## Your assignment
Examine every line of the listing below. Count those containing "Adobe" and state only the result.

## Extracted entries
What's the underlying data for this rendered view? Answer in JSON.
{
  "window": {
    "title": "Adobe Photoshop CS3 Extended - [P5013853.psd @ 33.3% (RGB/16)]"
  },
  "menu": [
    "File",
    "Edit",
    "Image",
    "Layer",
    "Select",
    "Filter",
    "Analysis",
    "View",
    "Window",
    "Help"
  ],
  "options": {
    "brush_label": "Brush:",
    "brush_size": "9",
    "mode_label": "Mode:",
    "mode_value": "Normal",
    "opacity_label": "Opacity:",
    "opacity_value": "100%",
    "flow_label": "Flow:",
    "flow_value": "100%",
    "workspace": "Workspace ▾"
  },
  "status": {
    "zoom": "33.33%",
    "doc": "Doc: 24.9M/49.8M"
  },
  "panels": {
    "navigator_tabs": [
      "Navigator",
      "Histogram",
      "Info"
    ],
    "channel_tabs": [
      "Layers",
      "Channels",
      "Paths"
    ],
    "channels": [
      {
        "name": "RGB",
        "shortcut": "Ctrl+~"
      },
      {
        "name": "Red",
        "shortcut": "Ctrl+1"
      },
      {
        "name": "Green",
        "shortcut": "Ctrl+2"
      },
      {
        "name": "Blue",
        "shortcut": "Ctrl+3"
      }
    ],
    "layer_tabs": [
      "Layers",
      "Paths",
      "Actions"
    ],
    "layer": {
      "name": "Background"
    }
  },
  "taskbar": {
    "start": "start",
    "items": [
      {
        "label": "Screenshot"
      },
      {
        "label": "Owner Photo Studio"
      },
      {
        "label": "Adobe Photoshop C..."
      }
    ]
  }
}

## Task answer
2